I’m sure many of you follow me because you use Proxmox. It’s been a staple of my content for some time now. So, while working on the next episode of the Ceph series, I thought it would be good to do a separate segment on networking. So, here you have it. The basics of VLANs, Bridges, and Bonds in Proxmox VE. I’m only covering the native Linux versions, not Open VSwitch and VXLAN. I’m sure I’ll get around to a video on that topic someday.
So, what are the most important things to know when choosing a network topology for Proxmox (or any virtualization environment)? TRAFFIC! Where is traffic going, and how much of it is going everywhere?
- How much traffic is going to Proxmox itself? This includes the web UI and API (which should be minimal), but also SPICE sessions if you’re using SPICE for VDI.
- How much traffic is going from Proxmox to your storage solutions? If you’re using NFS / SMB / iSCSI, it could be a lot. Are you keepign your storage network separated, either physically or virtually (VLANs)? Proxmox will need an IP address on any network you use to communicate with storage
- How much traffic is going to your VMs? Do they need to be on specific VLANs?
- Do any VMs do routing or need access to a VLAN trunk port? If so, should they get open access or restricted to certain VLANs? Do you want to expose each VLAN as a separate virtual network interface or trunk them over a single interface?
- Do you require high availability at the network level, i.e. bonded failover?

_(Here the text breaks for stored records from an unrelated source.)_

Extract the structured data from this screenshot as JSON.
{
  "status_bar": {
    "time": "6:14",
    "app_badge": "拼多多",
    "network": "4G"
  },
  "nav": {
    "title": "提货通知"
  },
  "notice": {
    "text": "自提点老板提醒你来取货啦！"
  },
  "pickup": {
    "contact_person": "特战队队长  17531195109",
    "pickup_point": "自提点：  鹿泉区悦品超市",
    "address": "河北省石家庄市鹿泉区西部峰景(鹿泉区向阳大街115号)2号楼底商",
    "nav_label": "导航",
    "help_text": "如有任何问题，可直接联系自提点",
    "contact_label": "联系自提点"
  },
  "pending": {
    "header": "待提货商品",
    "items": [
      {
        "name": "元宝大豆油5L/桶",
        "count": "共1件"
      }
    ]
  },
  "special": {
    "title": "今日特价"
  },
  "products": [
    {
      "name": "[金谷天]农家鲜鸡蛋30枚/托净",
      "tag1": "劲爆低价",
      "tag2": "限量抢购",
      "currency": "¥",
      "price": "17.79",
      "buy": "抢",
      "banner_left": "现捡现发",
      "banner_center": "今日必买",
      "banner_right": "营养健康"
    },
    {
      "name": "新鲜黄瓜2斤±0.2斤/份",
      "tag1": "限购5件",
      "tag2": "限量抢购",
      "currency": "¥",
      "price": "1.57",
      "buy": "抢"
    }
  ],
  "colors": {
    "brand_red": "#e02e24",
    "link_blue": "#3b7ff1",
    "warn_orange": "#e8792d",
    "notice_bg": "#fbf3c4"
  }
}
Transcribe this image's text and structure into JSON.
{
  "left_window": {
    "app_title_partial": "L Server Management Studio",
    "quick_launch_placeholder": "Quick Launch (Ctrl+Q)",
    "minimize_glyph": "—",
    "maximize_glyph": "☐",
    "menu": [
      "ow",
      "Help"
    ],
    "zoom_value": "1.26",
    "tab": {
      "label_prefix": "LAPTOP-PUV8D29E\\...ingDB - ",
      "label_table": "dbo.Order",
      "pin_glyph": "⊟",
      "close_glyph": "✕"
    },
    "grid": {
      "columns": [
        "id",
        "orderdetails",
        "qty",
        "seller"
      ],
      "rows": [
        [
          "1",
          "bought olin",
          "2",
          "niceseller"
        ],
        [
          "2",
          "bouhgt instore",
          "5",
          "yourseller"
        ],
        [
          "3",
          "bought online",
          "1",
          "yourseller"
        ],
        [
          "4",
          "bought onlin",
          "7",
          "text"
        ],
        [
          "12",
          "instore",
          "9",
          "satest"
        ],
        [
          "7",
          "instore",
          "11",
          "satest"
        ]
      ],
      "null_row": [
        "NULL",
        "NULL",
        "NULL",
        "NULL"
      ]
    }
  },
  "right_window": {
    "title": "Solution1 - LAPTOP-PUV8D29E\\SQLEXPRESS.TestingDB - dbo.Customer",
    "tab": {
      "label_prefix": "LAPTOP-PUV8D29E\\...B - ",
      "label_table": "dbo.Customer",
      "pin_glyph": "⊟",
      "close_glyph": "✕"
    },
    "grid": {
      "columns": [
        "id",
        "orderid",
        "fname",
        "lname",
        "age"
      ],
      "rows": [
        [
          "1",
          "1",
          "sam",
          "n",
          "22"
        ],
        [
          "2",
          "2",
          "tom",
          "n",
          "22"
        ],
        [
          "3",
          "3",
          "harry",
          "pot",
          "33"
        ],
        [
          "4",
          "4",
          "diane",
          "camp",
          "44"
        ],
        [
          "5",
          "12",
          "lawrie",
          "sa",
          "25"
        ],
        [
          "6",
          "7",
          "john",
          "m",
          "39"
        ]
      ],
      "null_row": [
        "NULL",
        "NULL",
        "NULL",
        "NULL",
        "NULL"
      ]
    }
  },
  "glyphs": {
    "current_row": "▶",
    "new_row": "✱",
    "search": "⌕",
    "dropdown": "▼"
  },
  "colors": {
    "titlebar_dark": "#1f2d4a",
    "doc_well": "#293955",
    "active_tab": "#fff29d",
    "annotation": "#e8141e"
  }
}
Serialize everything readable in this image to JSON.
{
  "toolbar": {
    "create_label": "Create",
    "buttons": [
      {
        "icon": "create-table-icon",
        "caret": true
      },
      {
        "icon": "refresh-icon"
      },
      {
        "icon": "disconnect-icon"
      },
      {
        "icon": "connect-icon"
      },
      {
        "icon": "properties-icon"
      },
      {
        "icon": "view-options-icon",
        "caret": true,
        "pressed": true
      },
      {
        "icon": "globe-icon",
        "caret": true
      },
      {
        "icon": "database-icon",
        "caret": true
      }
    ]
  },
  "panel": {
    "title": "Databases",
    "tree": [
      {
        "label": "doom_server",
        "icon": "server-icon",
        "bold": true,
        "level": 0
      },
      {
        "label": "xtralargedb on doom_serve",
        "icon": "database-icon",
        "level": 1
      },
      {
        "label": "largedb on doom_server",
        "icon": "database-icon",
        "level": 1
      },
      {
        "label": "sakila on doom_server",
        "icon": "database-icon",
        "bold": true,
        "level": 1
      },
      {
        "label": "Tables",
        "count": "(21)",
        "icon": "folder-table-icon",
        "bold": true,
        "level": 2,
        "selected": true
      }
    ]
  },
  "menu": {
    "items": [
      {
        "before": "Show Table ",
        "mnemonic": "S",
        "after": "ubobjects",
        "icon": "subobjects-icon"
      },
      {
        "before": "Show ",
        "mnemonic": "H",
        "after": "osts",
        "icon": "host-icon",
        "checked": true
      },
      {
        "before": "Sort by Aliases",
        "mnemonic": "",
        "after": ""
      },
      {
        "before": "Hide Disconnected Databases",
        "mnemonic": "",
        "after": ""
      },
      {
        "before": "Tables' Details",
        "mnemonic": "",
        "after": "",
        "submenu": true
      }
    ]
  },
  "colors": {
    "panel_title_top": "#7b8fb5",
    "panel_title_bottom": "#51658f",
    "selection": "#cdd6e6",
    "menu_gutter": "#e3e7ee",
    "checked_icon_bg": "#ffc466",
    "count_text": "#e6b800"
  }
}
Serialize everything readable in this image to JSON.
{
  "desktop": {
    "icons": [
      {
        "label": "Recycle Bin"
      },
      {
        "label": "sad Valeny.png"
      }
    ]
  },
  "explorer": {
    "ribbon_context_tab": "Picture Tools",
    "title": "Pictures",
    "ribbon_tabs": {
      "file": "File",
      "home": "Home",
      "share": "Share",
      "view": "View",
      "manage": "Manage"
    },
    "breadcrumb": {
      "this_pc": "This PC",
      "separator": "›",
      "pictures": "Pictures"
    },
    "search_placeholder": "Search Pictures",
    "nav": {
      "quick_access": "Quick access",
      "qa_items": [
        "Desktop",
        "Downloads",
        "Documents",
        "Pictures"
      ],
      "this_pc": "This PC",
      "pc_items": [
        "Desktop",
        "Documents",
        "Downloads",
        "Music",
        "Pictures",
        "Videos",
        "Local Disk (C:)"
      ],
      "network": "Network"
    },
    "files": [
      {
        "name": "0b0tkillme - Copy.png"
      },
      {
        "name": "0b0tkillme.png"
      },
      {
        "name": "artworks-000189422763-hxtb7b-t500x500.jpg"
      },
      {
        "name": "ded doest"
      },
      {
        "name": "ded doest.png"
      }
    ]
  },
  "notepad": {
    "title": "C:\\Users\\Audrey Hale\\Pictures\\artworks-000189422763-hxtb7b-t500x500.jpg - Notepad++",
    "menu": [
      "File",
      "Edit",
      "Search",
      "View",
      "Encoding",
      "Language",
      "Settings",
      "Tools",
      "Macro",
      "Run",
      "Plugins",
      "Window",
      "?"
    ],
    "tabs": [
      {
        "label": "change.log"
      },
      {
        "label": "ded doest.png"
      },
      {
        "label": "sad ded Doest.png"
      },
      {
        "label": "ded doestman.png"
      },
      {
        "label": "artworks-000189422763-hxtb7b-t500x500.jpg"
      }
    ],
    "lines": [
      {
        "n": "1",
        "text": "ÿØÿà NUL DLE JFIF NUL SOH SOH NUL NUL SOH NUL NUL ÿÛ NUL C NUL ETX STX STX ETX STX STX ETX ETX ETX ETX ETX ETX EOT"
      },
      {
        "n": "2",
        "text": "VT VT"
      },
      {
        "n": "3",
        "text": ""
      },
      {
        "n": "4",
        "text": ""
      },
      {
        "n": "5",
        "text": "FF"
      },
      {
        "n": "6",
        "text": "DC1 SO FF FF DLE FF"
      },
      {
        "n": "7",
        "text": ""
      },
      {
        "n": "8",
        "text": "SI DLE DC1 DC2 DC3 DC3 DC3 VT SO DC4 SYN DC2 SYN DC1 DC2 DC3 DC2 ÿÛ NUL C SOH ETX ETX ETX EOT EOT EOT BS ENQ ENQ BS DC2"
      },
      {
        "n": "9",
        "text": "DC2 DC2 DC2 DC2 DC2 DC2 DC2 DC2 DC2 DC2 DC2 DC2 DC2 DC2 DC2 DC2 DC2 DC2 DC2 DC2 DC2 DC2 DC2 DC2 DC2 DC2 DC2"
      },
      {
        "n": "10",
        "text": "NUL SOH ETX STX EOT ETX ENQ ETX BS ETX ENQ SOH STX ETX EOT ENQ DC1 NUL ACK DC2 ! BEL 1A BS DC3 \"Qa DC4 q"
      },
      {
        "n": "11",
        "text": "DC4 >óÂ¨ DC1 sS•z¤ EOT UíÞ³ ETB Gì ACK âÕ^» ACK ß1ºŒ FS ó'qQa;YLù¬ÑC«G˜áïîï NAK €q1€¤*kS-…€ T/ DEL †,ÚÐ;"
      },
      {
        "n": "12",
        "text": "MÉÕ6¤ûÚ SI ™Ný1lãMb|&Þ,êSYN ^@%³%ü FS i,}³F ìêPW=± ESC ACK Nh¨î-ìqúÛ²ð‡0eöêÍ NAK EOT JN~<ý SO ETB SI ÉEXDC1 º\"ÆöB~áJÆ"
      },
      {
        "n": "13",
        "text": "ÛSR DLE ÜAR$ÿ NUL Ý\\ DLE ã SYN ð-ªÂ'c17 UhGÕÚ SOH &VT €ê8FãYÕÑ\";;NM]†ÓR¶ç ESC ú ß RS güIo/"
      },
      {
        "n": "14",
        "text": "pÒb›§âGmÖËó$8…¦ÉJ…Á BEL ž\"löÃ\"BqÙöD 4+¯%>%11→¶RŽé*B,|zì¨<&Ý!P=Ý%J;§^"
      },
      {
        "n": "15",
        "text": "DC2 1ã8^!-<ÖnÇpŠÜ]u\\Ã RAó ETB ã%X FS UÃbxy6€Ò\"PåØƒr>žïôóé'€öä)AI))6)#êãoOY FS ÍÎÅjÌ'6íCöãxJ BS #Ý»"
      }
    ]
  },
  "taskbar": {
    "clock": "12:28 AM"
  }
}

Do you want to use a slower 1G network when your 10G network fails, or just lose connectivity altogether?
Once you can answer these questions, you can proceed to decide how to arrange the physical interfaces you have (or are buying/adding) for the best performace for your use case.
In my test setup, I’m going to demonstrate bonding between identical (two Gigabit) and different (multi-gig + gigabit), and the concepts apply to 10G and faster networking as well.
And a good reference from Proxmox: Proxmox Networking Admin Guide